(Data records begins)
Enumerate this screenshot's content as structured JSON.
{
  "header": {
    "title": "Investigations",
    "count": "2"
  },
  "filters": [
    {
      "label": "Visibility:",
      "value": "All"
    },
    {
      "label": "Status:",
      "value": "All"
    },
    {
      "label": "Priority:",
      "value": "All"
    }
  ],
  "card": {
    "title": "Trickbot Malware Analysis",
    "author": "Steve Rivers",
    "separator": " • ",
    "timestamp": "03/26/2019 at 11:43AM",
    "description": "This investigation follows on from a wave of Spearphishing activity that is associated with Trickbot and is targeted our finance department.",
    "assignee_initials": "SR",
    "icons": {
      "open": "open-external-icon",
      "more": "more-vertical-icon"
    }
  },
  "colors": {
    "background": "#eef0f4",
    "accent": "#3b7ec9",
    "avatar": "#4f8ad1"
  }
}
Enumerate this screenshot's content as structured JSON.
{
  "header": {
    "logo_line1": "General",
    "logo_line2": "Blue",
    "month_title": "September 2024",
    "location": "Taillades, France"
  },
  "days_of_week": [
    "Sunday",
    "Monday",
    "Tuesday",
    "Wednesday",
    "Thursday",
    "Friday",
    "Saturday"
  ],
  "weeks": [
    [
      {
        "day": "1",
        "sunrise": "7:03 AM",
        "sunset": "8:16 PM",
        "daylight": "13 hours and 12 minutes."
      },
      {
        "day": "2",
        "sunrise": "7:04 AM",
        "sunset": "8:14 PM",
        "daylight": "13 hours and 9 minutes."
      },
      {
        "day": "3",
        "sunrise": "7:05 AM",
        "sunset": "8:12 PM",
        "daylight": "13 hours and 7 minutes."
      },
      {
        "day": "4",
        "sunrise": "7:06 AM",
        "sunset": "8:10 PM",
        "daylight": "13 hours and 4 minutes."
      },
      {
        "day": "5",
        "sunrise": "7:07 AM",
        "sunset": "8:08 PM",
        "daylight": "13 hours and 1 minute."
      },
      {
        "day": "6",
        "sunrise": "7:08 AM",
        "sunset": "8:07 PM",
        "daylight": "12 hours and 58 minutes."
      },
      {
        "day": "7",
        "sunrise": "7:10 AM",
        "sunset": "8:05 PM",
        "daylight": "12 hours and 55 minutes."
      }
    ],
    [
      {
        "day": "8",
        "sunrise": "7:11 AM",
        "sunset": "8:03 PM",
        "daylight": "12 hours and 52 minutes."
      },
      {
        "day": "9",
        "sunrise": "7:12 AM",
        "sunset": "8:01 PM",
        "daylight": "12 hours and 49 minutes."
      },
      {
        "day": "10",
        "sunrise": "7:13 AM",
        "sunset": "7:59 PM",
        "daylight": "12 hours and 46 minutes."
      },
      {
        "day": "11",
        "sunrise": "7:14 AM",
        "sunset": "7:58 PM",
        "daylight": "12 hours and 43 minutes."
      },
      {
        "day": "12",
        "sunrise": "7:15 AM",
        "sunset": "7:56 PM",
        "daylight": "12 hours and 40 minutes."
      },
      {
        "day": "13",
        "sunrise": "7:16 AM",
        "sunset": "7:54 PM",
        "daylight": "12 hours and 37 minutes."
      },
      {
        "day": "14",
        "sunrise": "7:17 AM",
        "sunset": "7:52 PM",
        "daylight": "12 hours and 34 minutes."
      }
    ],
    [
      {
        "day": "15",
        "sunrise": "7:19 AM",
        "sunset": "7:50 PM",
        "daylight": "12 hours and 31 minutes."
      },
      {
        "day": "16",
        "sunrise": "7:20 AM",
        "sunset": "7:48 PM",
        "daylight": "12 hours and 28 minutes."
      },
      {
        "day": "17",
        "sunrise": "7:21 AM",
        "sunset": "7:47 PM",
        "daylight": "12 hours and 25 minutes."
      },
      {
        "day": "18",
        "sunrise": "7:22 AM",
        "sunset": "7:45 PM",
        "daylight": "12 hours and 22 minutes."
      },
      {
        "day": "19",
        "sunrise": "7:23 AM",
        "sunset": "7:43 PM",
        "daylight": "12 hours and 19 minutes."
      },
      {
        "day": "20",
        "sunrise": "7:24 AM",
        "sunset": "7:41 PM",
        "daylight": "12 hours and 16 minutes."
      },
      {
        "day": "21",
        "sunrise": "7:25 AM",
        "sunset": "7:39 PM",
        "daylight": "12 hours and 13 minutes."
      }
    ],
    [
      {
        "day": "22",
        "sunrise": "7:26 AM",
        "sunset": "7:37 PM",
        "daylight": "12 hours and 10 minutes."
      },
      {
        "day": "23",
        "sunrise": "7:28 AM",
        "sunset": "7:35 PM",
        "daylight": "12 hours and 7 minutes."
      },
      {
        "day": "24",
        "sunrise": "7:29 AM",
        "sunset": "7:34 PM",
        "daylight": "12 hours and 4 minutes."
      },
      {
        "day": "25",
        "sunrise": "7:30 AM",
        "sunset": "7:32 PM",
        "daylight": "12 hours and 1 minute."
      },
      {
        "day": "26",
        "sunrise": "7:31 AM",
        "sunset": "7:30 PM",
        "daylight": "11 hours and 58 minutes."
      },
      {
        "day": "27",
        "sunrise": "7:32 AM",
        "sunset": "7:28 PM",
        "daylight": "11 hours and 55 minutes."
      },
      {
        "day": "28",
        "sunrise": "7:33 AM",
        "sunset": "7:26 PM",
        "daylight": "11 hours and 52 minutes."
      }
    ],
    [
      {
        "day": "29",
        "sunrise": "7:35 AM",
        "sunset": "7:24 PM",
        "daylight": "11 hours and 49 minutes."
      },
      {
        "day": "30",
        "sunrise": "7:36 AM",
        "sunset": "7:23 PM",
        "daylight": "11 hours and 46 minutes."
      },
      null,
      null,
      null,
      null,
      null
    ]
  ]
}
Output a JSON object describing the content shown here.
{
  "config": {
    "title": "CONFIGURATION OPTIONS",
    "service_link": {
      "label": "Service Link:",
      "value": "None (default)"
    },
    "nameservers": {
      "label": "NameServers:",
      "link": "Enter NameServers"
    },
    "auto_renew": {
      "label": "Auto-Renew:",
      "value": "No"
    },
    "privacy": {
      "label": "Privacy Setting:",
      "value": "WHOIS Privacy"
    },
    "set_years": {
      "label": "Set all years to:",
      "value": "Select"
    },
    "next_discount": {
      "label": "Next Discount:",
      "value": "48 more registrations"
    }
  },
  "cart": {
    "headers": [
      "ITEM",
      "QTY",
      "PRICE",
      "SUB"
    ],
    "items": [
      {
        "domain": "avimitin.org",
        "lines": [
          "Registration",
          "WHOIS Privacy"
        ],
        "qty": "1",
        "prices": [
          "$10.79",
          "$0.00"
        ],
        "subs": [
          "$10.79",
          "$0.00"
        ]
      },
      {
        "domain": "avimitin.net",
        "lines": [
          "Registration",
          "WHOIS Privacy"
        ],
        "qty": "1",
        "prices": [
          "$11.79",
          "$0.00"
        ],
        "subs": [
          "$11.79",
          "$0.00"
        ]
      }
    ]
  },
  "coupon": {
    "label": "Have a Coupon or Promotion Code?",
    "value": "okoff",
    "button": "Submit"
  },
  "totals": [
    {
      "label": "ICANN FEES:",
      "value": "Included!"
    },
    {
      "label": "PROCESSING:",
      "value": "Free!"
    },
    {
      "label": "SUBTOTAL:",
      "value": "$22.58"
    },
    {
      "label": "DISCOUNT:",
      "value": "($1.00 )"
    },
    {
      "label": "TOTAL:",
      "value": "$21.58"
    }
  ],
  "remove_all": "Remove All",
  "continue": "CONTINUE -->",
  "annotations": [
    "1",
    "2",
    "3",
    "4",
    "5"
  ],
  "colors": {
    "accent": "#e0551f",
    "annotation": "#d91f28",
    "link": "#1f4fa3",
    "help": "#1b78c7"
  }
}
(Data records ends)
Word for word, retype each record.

> **Your solution**
Enumerate this screenshot's content as structured JSON.
{
  "header": {
    "title": "Investigations",
    "count": "2"
  },
  "filters": [
    {
      "label": "Visibility:",
      "value": "All"
    },
    {
      "label": "Status:",
      "value": "All"
    },
    {
      "label": "Priority:",
      "value": "All"
    }
  ],
  "card": {
    "title": "Trickbot Malware Analysis",
    "author": "Steve Rivers",
    "separator": " • ",
    "timestamp": "03/26/2019 at 11:43AM",
    "description": "This investigation follows on from a wave of Spearphishing activity that is associated with Trickbot and is targeted our finance department.",
    "assignee_initials": "SR",
    "icons": {
      "open": "open-external-icon",
      "more": "more-vertical-icon"
    }
  },
  "colors": {
    "background": "#eef0f4",
    "accent": "#3b7ec9",
    "avatar": "#4f8ad1"
  }
}
Enumerate this screenshot's content as structured JSON.
{
  "header": {
    "logo_line1": "General",
    "logo_line2": "Blue",
    "month_title": "September 2024",
    "location": "Taillades, France"
  },
  "days_of_week": [
    "Sunday",
    "Monday",
    "Tuesday",
    "Wednesday",
    "Thursday",
    "Friday",
    "Saturday"
  ],
  "weeks": [
    [
      {
        "day": "1",
        "sunrise": "7:03 AM",
        "sunset": "8:16 PM",
        "daylight": "13 hours and 12 minutes."
      },
      {
        "day": "2",
        "sunrise": "7:04 AM",
        "sunset": "8:14 PM",
        "daylight": "13 hours and 9 minutes."
      },
      {
        "day": "3",
        "sunrise": "7:05 AM",
        "sunset": "8:12 PM",
        "daylight": "13 hours and 7 minutes."
      },
      {
        "day": "4",
        "sunrise": "7:06 AM",
        "sunset": "8:10 PM",
        "daylight": "13 hours and 4 minutes."
      },
      {
        "day": "5",
        "sunrise": "7:07 AM",
        "sunset": "8:08 PM",
        "daylight": "13 hours and 1 minute."
      },
      {
        "day": "6",
        "sunrise": "7:08 AM",
        "sunset": "8:07 PM",
        "daylight": "12 hours and 58 minutes."
      },
      {
        "day": "7",
        "sunrise": "7:10 AM",
        "sunset": "8:05 PM",
        "daylight": "12 hours and 55 minutes."
      }
    ],
    [
      {
        "day": "8",
        "sunrise": "7:11 AM",
        "sunset": "8:03 PM",
        "daylight": "12 hours and 52 minutes."
      },
      {
        "day": "9",
        "sunrise": "7:12 AM",
        "sunset": "8:01 PM",
        "daylight": "12 hours and 49 minutes."
      },
      {
        "day": "10",
        "sunrise": "7:13 AM",
        "sunset": "7:59 PM",
        "daylight": "12 hours and 46 minutes."
      },
      {
        "day": "11",
        "sunrise": "7:14 AM",
        "sunset": "7:58 PM",
        "daylight": "12 hours and 43 minutes."
      },
      {
        "day": "12",
        "sunrise": "7:15 AM",
        "sunset": "7:56 PM",
        "daylight": "12 hours and 40 minutes."
      },
      {
        "day": "13",
        "sunrise": "7:16 AM",
        "sunset": "7:54 PM",
        "daylight": "12 hours and 37 minutes."
      },
      {
        "day": "14",
        "sunrise": "7:17 AM",
        "sunset": "7:52 PM",
        "daylight": "12 hours and 34 minutes."
      }
    ],
    [
      {
        "day": "15",
        "sunrise": "7:19 AM",
        "sunset": "7:50 PM",
        "daylight": "12 hours and 31 minutes."
      },
      {
        "day": "16",
        "sunrise": "7:20 AM",
        "sunset": "7:48 PM",
        "daylight": "12 hours and 28 minutes."
      },
      {
        "day": "17",
        "sunrise": "7:21 AM",
        "sunset": "7:47 PM",
        "daylight": "12 hours and 25 minutes."
      },
      {
        "day": "18",
        "sunrise": "7:22 AM",
        "sunset": "7:45 PM",
        "daylight": "12 hours and 22 minutes."
      },
      {
        "day": "19",
        "sunrise": "7:23 AM",
        "sunset": "7:43 PM",
        "daylight": "12 hours and 19 minutes."
      },
      {
        "day": "20",
        "sunrise": "7:24 AM",
        "sunset": "7:41 PM",
        "daylight": "12 hours and 16 minutes."
      },
      {
        "day": "21",
        "sunrise": "7:25 AM",
        "sunset": "7:39 PM",
        "daylight": "12 hours and 13 minutes."
      }
    ],
    [
      {
        "day": "22",
        "sunrise": "7:26 AM",
        "sunset": "7:37 PM",
        "daylight": "12 hours and 10 minutes."
      },
      {
        "day": "23",
        "sunrise": "7:28 AM",
        "sunset": "7:35 PM",
        "daylight": "12 hours and 7 minutes."
      },
      {
        "day": "24",
        "sunrise": "7:29 AM",
        "sunset": "7:34 PM",
        "daylight": "12 hours and 4 minutes."
      },
      {
        "day": "25",
        "sunrise": "7:30 AM",
        "sunset": "7:32 PM",
        "daylight": "12 hours and 1 minute."
      },
      {
        "day": "26",
        "sunrise": "7:31 AM",
        "sunset": "7:30 PM",
        "daylight": "11 hours and 58 minutes."
      },
      {
        "day": "27",
        "sunrise": "7:32 AM",
        "sunset": "7:28 PM",
        "daylight": "11 hours and 55 minutes."
      },
      {
        "day": "28",
        "sunrise": "7:33 AM",
        "sunset": "7:26 PM",
        "daylight": "11 hours and 52 minutes."
      }
    ],
    [
      {
        "day": "29",
        "sunrise": "7:35 AM",
        "sunset": "7:24 PM",
        "daylight": "11 hours and 49 minutes."
      },
      {
        "day": "30",
        "sunrise": "7:36 AM",
        "sunset": "7:23 PM",
        "daylight": "11 hours and 46 minutes."
      },
      null,
      null,
      null,
      null,
      null
    ]
  ]
}
Output a JSON object describing the content shown here.
{
  "config": {
    "title": "CONFIGURATION OPTIONS",
    "service_link": {
      "label": "Service Link:",
      "value": "None (default)"
    },
    "nameservers": {
      "label": "NameServers:",
      "link": "Enter NameServers"
    },
    "auto_renew": {
      "label": "Auto-Renew:",
      "value": "No"
    },
    "privacy": {
      "label": "Privacy Setting:",
      "value": "WHOIS Privacy"
    },
    "set_years": {
      "label": "Set all years to:",
      "value": "Select"
    },
    "next_discount": {
      "label": "Next Discount:",
      "value": "48 more registrations"
    }
  },
  "cart": {
    "headers": [
      "ITEM",
      "QTY",
      "PRICE",
      "SUB"
    ],
    "items": [
      {
        "domain": "avimitin.org",
        "lines": [
          "Registration",
          "WHOIS Privacy"
        ],
        "qty": "1",
        "prices": [
          "$10.79",
          "$0.00"
        ],
        "subs": [
          "$10.79",
          "$0.00"
        ]
      },
      {
        "domain": "avimitin.net",
        "lines": [
          "Registration",
          "WHOIS Privacy"
        ],
        "qty": "1",
        "prices": [
          "$11.79",
          "$0.00"
        ],
        "subs": [
          "$11.79",
          "$0.00"
        ]
      }
    ]
  },
  "coupon": {
    "label": "Have a Coupon or Promotion Code?",
    "value": "okoff",
    "button": "Submit"
  },
  "totals": [
    {
      "label": "ICANN FEES:",
      "value": "Included!"
    },
    {
      "label": "PROCESSING:",
      "value": "Free!"
    },
    {
      "label": "SUBTOTAL:",
      "value": "$22.58"
    },
    {
      "label": "DISCOUNT:",
      "value": "($1.00 )"
    },
    {
      "label": "TOTAL:",
      "value": "$21.58"
    }
  ],
  "remove_all": "Remove All",
  "continue": "CONTINUE -->",
  "annotations": [
    "1",
    "2",
    "3",
    "4",
    "5"
  ],
  "colors": {
    "accent": "#e0551f",
    "annotation": "#d91f28",
    "link": "#1f4fa3",
    "help": "#1b78c7"
  }
}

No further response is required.